■ Exercise brief ■
Please write each record out again word for word.

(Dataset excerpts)
* * * * * * *
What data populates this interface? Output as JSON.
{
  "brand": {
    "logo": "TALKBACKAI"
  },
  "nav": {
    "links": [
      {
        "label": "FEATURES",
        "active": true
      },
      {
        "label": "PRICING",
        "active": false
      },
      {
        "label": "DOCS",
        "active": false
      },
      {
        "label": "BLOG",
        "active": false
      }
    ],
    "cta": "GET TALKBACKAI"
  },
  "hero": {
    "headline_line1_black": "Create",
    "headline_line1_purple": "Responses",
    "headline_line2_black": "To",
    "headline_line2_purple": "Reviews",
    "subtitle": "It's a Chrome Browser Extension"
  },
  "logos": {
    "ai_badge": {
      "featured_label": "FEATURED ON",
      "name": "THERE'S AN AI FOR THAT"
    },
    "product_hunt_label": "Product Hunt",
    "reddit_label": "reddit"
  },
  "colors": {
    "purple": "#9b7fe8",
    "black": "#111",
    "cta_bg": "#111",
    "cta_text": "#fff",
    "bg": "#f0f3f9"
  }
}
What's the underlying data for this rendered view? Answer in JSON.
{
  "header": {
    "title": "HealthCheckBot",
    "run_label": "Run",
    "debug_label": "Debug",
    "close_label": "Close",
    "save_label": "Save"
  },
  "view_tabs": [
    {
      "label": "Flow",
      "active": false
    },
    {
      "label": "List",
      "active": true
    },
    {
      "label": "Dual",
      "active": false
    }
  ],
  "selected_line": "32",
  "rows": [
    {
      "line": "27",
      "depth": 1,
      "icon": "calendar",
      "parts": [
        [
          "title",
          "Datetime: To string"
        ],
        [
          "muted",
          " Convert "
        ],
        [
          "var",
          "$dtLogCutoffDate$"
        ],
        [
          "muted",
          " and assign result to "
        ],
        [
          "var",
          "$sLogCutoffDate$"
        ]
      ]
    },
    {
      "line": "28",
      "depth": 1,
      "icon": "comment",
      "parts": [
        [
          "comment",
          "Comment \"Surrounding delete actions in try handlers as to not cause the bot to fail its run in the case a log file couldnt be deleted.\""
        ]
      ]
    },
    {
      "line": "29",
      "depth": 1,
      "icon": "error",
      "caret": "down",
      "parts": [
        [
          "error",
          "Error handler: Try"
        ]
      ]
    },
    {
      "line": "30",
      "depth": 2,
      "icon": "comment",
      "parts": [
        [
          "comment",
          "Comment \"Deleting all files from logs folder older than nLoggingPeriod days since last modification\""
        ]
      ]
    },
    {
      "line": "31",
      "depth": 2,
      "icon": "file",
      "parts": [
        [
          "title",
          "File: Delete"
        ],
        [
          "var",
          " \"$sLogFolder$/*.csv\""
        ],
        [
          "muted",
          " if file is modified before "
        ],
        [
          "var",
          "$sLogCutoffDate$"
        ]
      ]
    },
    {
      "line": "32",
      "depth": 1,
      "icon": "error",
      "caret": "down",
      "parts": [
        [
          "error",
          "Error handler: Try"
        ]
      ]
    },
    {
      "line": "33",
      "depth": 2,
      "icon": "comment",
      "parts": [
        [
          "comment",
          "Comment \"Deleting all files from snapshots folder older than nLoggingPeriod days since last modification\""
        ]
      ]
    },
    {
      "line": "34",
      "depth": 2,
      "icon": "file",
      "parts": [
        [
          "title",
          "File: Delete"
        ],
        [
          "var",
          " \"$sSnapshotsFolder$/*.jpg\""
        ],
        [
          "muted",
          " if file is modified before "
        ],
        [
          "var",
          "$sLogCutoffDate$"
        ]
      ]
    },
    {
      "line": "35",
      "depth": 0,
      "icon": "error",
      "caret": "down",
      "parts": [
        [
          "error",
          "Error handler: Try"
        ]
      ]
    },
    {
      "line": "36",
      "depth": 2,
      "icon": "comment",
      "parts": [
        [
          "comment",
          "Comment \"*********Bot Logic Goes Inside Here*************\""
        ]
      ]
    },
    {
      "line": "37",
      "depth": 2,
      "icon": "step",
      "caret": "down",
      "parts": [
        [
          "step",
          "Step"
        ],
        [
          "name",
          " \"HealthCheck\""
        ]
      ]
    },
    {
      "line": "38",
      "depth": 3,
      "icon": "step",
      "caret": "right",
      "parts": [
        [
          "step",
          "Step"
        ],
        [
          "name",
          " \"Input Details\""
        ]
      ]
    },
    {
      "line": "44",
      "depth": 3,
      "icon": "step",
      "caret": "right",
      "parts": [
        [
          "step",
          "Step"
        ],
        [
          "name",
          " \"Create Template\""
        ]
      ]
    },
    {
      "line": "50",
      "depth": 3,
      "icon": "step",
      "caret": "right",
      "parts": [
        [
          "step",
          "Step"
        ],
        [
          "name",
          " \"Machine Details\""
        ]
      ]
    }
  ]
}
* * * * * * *
■ Output of the task ■
What data populates this interface? Output as JSON.
{
  "brand": {
    "logo": "TALKBACKAI"
  },
  "nav": {
    "links": [
      {
        "label": "FEATURES",
        "active": true
      },
      {
        "label": "PRICING",
        "active": false
      },
      {
        "label": "DOCS",
        "active": false
      },
      {
        "label": "BLOG",
        "active": false
      }
    ],
    "cta": "GET TALKBACKAI"
  },
  "hero": {
    "headline_line1_black": "Create",
    "headline_line1_purple": "Responses",
    "headline_line2_black": "To",
    "headline_line2_purple": "Reviews",
    "subtitle": "It's a Chrome Browser Extension"
  },
  "logos": {
    "ai_badge": {
      "featured_label": "FEATURED ON",
      "name": "THERE'S AN AI FOR THAT"
    },
    "product_hunt_label": "Product Hunt",
    "reddit_label": "reddit"
  },
  "colors": {
    "purple": "#9b7fe8",
    "black": "#111",
    "cta_bg": "#111",
    "cta_text": "#fff",
    "bg": "#f0f3f9"
  }
}
What's the underlying data for this rendered view? Answer in JSON.
{
  "header": {
    "title": "HealthCheckBot",
    "run_label": "Run",
    "debug_label": "Debug",
    "close_label": "Close",
    "save_label": "Save"
  },
  "view_tabs": [
    {
      "label": "Flow",
      "active": false
    },
    {
      "label": "List",
      "active": true
    },
    {
      "label": "Dual",
      "active": false
    }
  ],
  "selected_line": "32",
  "rows": [
    {
      "line": "27",
      "depth": 1,
      "icon": "calendar",
      "parts": [
        [
          "title",
          "Datetime: To string"
        ],
        [
          "muted",
          " Convert "
        ],
        [
          "var",
          "$dtLogCutoffDate$"
        ],
        [
          "muted",
          " and assign result to "
        ],
        [
          "var",
          "$sLogCutoffDate$"
        ]
      ]
    },
    {
      "line": "28",
      "depth": 1,
      "icon": "comment",
      "parts": [
        [
          "comment",
          "Comment \"Surrounding delete actions in try handlers as to not cause the bot to fail its run in the case a log file couldnt be deleted.\""
        ]
      ]
    },
    {
      "line": "29",
      "depth": 1,
      "icon": "error",
      "caret": "down",
      "parts": [
        [
          "error",
          "Error handler: Try"
        ]
      ]
    },
    {
      "line": "30",
      "depth": 2,
      "icon": "comment",
      "parts": [
        [
          "comment",
          "Comment \"Deleting all files from logs folder older than nLoggingPeriod days since last modification\""
        ]
      ]
    },
    {
      "line": "31",
      "depth": 2,
      "icon": "file",
      "parts": [
        [
          "title",
          "File: Delete"
        ],
        [
          "var",
          " \"$sLogFolder$/*.csv\""
        ],
        [
          "muted",
          " if file is modified before "
        ],
        [
          "var",
          "$sLogCutoffDate$"
        ]
      ]
    },
    {
      "line": "32",
      "depth": 1,
      "icon": "error",
      "caret": "down",
      "parts": [
        [
          "error",
          "Error handler: Try"
        ]
      ]
    },
    {
      "line": "33",
      "depth": 2,
      "icon": "comment",
      "parts": [
        [
          "comment",
          "Comment \"Deleting all files from snapshots folder older than nLoggingPeriod days since last modification\""
        ]
      ]
    },
    {
      "line": "34",
      "depth": 2,
      "icon": "file",
      "parts": [
        [
          "title",
          "File: Delete"
        ],
        [
          "var",
          " \"$sSnapshotsFolder$/*.jpg\""
        ],
        [
          "muted",
          " if file is modified before "
        ],
        [
          "var",
          "$sLogCutoffDate$"
        ]
      ]
    },
    {
      "line": "35",
      "depth": 0,
      "icon": "error",
      "caret": "down",
      "parts": [
        [
          "error",
          "Error handler: Try"
        ]
      ]
    },
    {
      "line": "36",
      "depth": 2,
      "icon": "comment",
      "parts": [
        [
          "comment",
          "Comment \"*********Bot Logic Goes Inside Here*************\""
        ]
      ]
    },
    {
      "line": "37",
      "depth": 2,
      "icon": "step",
      "caret": "down",
      "parts": [
        [
          "step",
          "Step"
        ],
        [
          "name",
          " \"HealthCheck\""
        ]
      ]
    },
    {
      "line": "38",
      "depth": 3,
      "icon": "step",
      "caret": "right",
      "parts": [
        [
          "step",
          "Step"
        ],
        [
          "name",
          " \"Input Details\""
        ]
      ]
    },
    {
      "line": "44",
      "depth": 3,
      "icon": "step",
      "caret": "right",
      "parts": [
        [
          "step",
          "Step"
        ],
        [
          "name",
          " \"Create Template\""
        ]
      ]
    },
    {
      "line": "50",
      "depth": 3,
      "icon": "step",
      "caret": "right",
      "parts": [
        [
          "step",
          "Step"
        ],
        [
          "name",
          " \"Machine Details\""
        ]
      ]
    }
  ]
}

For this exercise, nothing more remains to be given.